According to Bankole, Government College Keffi, was the best in Northern Nigeria followed by Barewa College in Zaria even though, Barewa was founded before Keffi.
“Government College Keffi was the school that every parent wanted his child to be admitted because of its discipline and high academic standard,” Bankole recalled.

Indeed some of the prominent people who were his students included, the late President Umaru Musa Yar’Adua, retired Justice of the Supreme Court, Justice James Ugebe, late President General of KOBA, Maj. Gen. Emmanuel Abisoye, late Vice President of KOBA, Engr. Tunde Oyelola, second Vice President of KOBA and former registrar of JAMB, Prof. Bello Salim, Alhaji Inuwa Jibrin, Dr. Sambo Donga, Hon. Rima Shawulu Kwewum, Senator Barnabas Gemade, two former Comptroller Generals of Immigration, Mr. David Paradang and Mr. Martins Abeshi, Prof. Danladi Matawal.

Others are former Borno State governor, Senator Maaji Maina Lawan, current ministers of Information and Culture, and that of Sports, Alhaji Lai Mohammed and Mr. Solomon Dalung respectively, Mr. Ishaya Akau, Chief Judge of Kogi State, Justice Nasiru Ajanah, Arch. Bashir Usman, Engr. Kayode Adeyemi, former SSG of Nasarawa State, Amb. Suleiman Azores, Engr. Edward Ujege, Justice Suleiman Galadima, Evangelist Matthew Owojaiye, among several others.
Bankole lamented further that the present state of the school is an eye sore, saying that a school that has produced many influential and successful professionals should not be left to rot away like that.

“Everything in the college is on the verge of collapse. There is no discipline again and academic standard is very poor. Although this is not only limited to Government College Keffi, all public schools are like that, but the situation can be redeemed if the old boys come together.”
Speaking further, Bankole said “What we should do now is to beg God to change the minds of our leaders so that they can make this country a better place to live.

“My advice to you KOBA members is to ensure that this college does not fizzle out. They should take care of the school. It is their pride because that is where they were groomed. They were taught to be disciplined, to be hardworking, to be loyal and committed to the development of your country. The college shaped their lives.
“If it were possible I would have wished that the Nasarawa State Government hands over the college to the old boys so that they can restore its past glory.

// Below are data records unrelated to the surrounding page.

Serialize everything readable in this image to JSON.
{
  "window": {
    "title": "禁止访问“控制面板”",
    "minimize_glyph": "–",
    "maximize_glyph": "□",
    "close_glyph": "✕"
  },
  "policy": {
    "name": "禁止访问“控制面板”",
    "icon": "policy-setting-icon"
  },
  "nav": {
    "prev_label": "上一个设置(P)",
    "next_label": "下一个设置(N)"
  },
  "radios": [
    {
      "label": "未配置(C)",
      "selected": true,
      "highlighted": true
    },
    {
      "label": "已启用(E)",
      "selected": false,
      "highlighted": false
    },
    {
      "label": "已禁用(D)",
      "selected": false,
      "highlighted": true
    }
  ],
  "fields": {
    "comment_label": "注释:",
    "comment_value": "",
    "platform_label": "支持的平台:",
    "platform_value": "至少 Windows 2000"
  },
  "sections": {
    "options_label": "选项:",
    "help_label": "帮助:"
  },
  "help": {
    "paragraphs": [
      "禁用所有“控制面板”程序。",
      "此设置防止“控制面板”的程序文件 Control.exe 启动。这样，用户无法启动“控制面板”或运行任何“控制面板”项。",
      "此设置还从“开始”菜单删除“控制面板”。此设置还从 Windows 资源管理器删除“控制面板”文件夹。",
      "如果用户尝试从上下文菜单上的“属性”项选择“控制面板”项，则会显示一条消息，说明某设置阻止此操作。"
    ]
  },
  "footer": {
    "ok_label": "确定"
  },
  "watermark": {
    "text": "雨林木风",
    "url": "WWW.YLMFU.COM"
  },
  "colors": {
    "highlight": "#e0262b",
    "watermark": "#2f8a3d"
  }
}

“If the government cannot hand over the college to KOBA, let there be joint partnership so that the association can be fully involved in the management of the college with a view to improving standard of learning. I know that if KOBA is involved in the management of the college, there would be improvement,” Bankole noted.
He noted the poor quality of teachers in the college, stressing that some of them are not qualified to teach.
He stressed that if the old boys are allowed to run the affairs of the college, it will become like Kings College, Lagos.

“They bring unqualified people to head the school, they recruit unqualified people to teach the students, government all over the country has neglected public schools because the children of government officials are either in private schools at home or abroad and public schools are left without sufficient funding,” Bankole added.

He noted that education is the bed rock of development and everything must be done to revive public schools.
“If by the grace of God, I have the opportunity of meeting the governor of Nasarawa State before I die, I will beg him to involve KOBA in managing the college to restore its lost glory,” he said.

However the old boys have been making immense contributions to improve facilities in the college. Some of the dilapidated classrooms were being rehabilitated by the Nasarawa State government.

Many believe that much really needed to be done considering the size of the school and the rot that has crept in over the years as a result of the neglect of public schools.
As Bankole suggested, a collaboration between the old boys and the Nasarawa State government, is the surest way of upgrading the college to the required standard.
But will the Nasarawa State Government consider such idea?